What is required:
Could you report every line of the listing below that holds the word "value"?

Entries provided:

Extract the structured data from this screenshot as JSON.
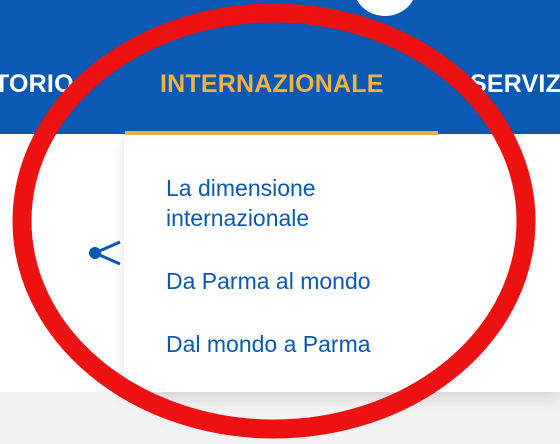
{
  "nav": {
    "items": [
      {
        "label": "TORIO"
      },
      {
        "label": "INTERNAZIONALE"
      },
      {
        "label": "SERVIZ"
      }
    ],
    "active_index": 1
  },
  "dropdown": {
    "items": [
      {
        "label": "La dimensione internazionale"
      },
      {
        "label": "Da Parma al mondo"
      },
      {
        "label": "Dal mondo a Parma"
      }
    ]
  },
  "colors": {
    "header_bg": "#0a59b2",
    "active_accent": "#f3b23f",
    "link": "#0a59b2",
    "annotation": "#ee1111"
  },
  "icons": [
    "share-icon"
  ],
  "annotation": {
    "shape": "ellipse",
    "color": "red"
  }
}
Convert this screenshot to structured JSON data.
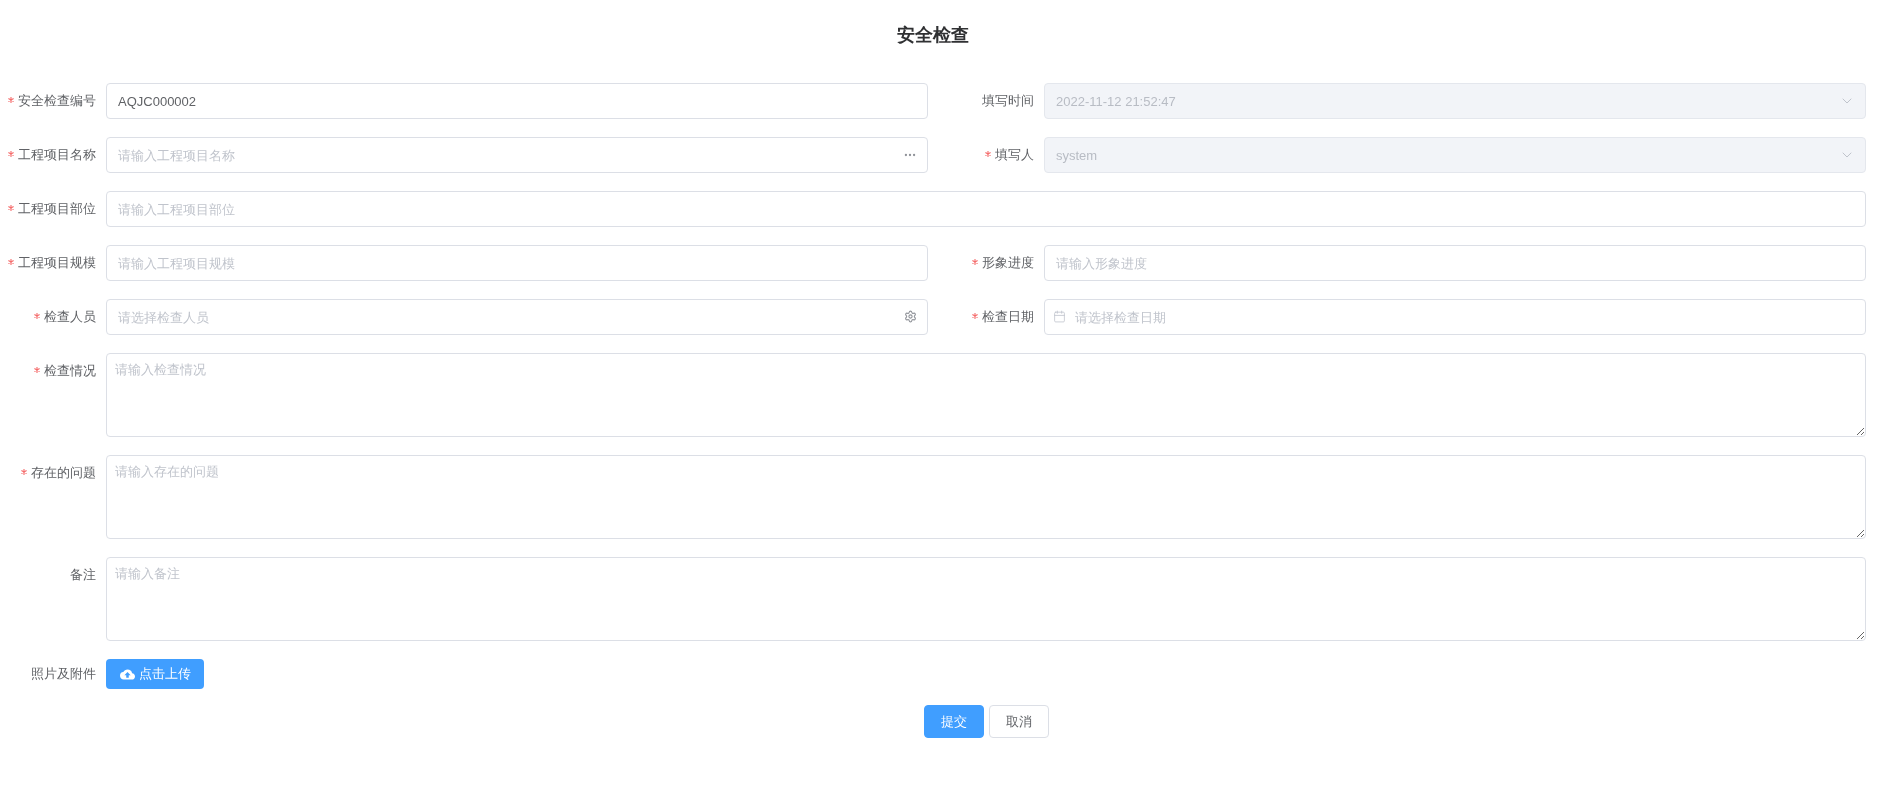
{
  "title": "安全检查",
  "rows": [
    [
      {
        "label": "安全检查编号",
        "required": true,
        "kind": "text",
        "value": "AQJC000002",
        "disabled": false
      },
      {
        "label": "填写时间",
        "required": false,
        "kind": "select",
        "value": "2022-11-12 21:52:47",
        "disabled": true
      }
    ],
    [
      {
        "label": "工程项目名称",
        "required": true,
        "kind": "more",
        "placeholder": "请输入工程项目名称",
        "disabled": false
      },
      {
        "label": "填写人",
        "required": true,
        "kind": "select",
        "value": "system",
        "disabled": true
      }
    ],
    [
      {
        "label": "工程项目部位",
        "required": true,
        "kind": "text",
        "placeholder": "请输入工程项目部位",
        "disabled": false
      }
    ],
    [
      {
        "label": "工程项目规模",
        "required": true,
        "kind": "text",
        "placeholder": "请输入工程项目规模",
        "disabled": false
      },
      {
        "label": "形象进度",
        "required": true,
        "kind": "text",
        "placeholder": "请输入形象进度",
        "disabled": false
      }
    ],
    [
      {
        "label": "检查人员",
        "required": true,
        "kind": "picker",
        "placeholder": "请选择检查人员",
        "disabled": false
      },
      {
        "label": "检查日期",
        "required": true,
        "kind": "date",
        "placeholder": "请选择检查日期",
        "disabled": false
      }
    ],
    [
      {
        "label": "检查情况",
        "required": true,
        "kind": "textarea",
        "placeholder": "请输入检查情况",
        "disabled": false
      }
    ],
    [
      {
        "label": "存在的问题",
        "required": true,
        "kind": "textarea",
        "placeholder": "请输入存在的问题",
        "disabled": false
      }
    ],
    [
      {
        "label": "备注",
        "required": false,
        "kind": "textarea",
        "placeholder": "请输入备注",
        "disabled": false
      }
    ]
  ],
  "upload": {
    "label": "照片及附件",
    "button": "点击上传"
  },
  "actions": [
    {
      "label": "提交",
      "kind": "primary"
    },
    {
      "label": "取消",
      "kind": "default"
    }
  ]
}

Answer:
        "value": "AQJC000002",
        "value": "2022-11-12 21:52:47",
        "value": "system",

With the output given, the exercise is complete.